    In my perception its not reducing or subtracting states but actually leaving behind coarser states and moving on to subtler ones, which do not exclude the coarser ones but encompass them in an ever narrowing circle to the center of the Self. What i term “my” will, reason and emotion make up the “I”, my false sense of individuality. As i move on in these “lucid” moments where there is less and less “I”, i am me and yet someone else who is me and not me, and because of this i am more me than i can ever be through “my own” faculties. It is no accident that these states are so subtle, that as much as noticing them, ie bringing the ego about in them, makes them dissapear.

    I apologise if i sounded like i tried to paste my view on top of yours with a cheap stratagem ie like pretending to agree with you. That was not my intention; i also enjoy making distinctions, often more than its actually good for me and others. From that experience i have learned well that in making distinctions, one cuts up reality into little conceptual bits, which, regardless of the complexity and genius of their conception are always intermediaries between the Self – the Christ in one if you like – and reality, the very texture of which is no other than God himself.

    You often say that you don’t know what “true spirituality” is. All i can tell you from my own poor – no doubt – personal experience, is that its found in oneness. And oneness, comes about when one stops making distinctions altogether.

    Then, all levels of the self wrap up in action and all is left is pure action in itself. There is a reason why the Jesus prayer, that after all is said to bring about vision of the divine, uncreated light, is monologic ie it makes away with – to use your language – all other parts of consciousness other than the subtler ones, and aims to reach the most subtle one, the holiest of holies, the gate of the Heart itself. Advanced hesychasts say that the prayer becomes “self active” and that then “the Holy Spirit prays for you”. I would imagine that a musician can easily relate to what they are talking about.

    In my view, “true spirituality” may be far closer to you than you realise, and that in many senses you may be well versed in it already.

    All the best for you and your husband as well.

  6. Yannis says

    Perhaps this video of Elder Cleopa of Romania, a man of very high spiritual reputation and modern hesychast, talking about the practice of the Jesus prayer, might also be helpful, in transmiting my point:

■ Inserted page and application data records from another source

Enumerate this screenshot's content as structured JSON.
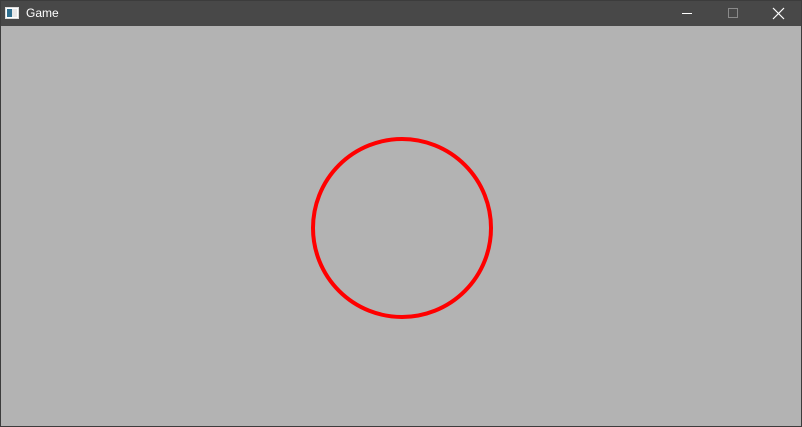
{
  "window": {
    "title": "Game",
    "app_icon": "window-app-icon",
    "controls": {
      "minimize_icon": "minimize-icon",
      "maximize_icon": "maximize-icon",
      "close_icon": "close-icon"
    }
  },
  "colors": {
    "titlebar": "#484848",
    "canvas_background": "#b3b3b3",
    "circle_stroke": "#ff0000",
    "disabled_control": "#8a8a8a"
  },
  "game": {
    "shapes": [
      {
        "type": "circle-outline",
        "color": "#ff0000"
      }
    ]
  }
}
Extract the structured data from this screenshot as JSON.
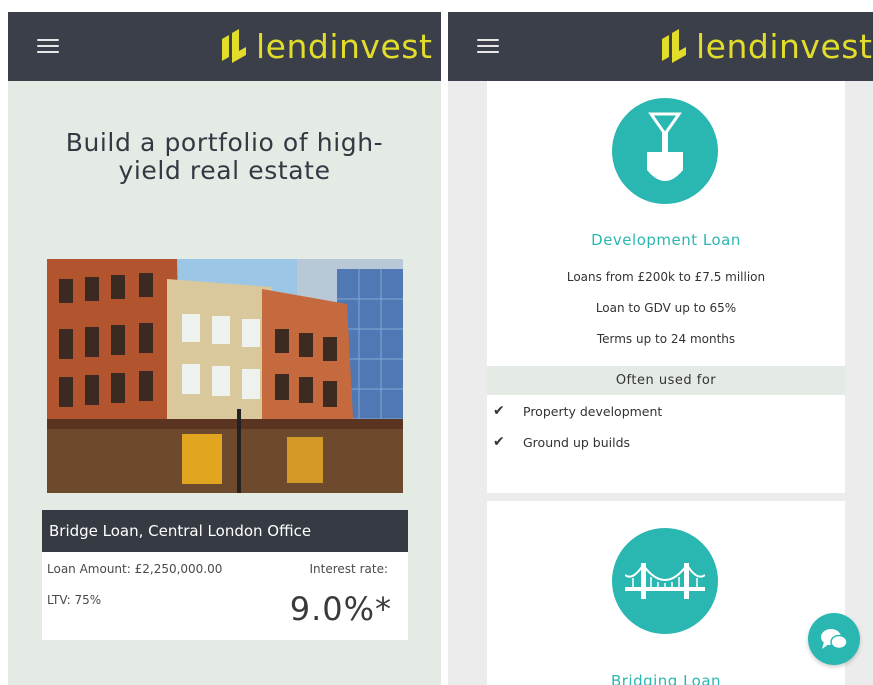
{
  "brand": {
    "name": "lendinvest",
    "logo_color": "#e2dc2a",
    "header_color": "#3a3f4a",
    "accent": "#2bb7b1"
  },
  "left_screen": {
    "menu_icon": "hamburger-icon",
    "headline": "Build a portfolio of high-yield real estate",
    "photo_alt_icon": "building-photo",
    "loan_card": {
      "title": "Bridge Loan, Central London Office",
      "loan_amount": "Loan Amount: £2,250,000.00",
      "ltv": "LTV: 75%",
      "interest_label": "Interest rate:",
      "interest_rate": "9.0%*"
    }
  },
  "right_screen": {
    "menu_icon": "hamburger-icon",
    "products": [
      {
        "icon": "shovel-icon",
        "title": "Development Loan",
        "lines": [
          "Loans from £200k to £7.5 million",
          "Loan to GDV up to 65%",
          "Terms up to 24 months"
        ],
        "often_used_label": "Often used for",
        "uses": [
          "Property development",
          "Ground up builds"
        ]
      },
      {
        "icon": "bridge-icon",
        "title": "Bridging Loan"
      }
    ],
    "chat_icon": "chat-bubbles-icon"
  }
}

    Notice that the Elder says that at the gate of the Heart, the Mind encounters too tollhouses; that of imagination and that of reason, and they are both to be left behind altogether in order to enter the sacred ground within. This is because they are the very pillars of the “I” – our false sense of individuality.

  7. Darlene says

    AR & Yannis,

    Sometimes words just fail in their ability to explain the unexpainable. Sometimes too many words actually confuse the point one is trying to make. I say this because I got lost on both of your comments.

    But, as long as you two are able to understand each other…well then, I suppose I’m just on a different plane. :)

  8. Yannis says

    heh, not really Darlene.

    AR very sharply noted a distinction that is as real as it is important; she rightly said that consciousness or any part of it cannot be shed in achieving oneness in prayer or playing the piano oranything else, as this would be as delusional as futile.

    I readily agree, however, there is something that is droped, and that is objects of consciousness. Emptiness in the context of hesychia means the heart is “empty of”, not empty itself.

    In effect, i think we agreed from the start on what is important, hence why i replied as if we did agree although we apparently disagreed.

    One though needs to be very careful with those who can discern such subtle and key distinctions, and treat them with all possible humility and honesty.

    I sincerely apologise if i haven’t.

  9. Micah says

    How true, Yannis.

    What seems to be missing, in man’s daily conversation with himself is the notion (actually no notion at all but the all-encompassing reality) that God is sovereign, and utterly above all things.

    And yet, in His sublime transcendence He has literally embraced all events in space time willingly and lovingly (=”not a sparrow falls”).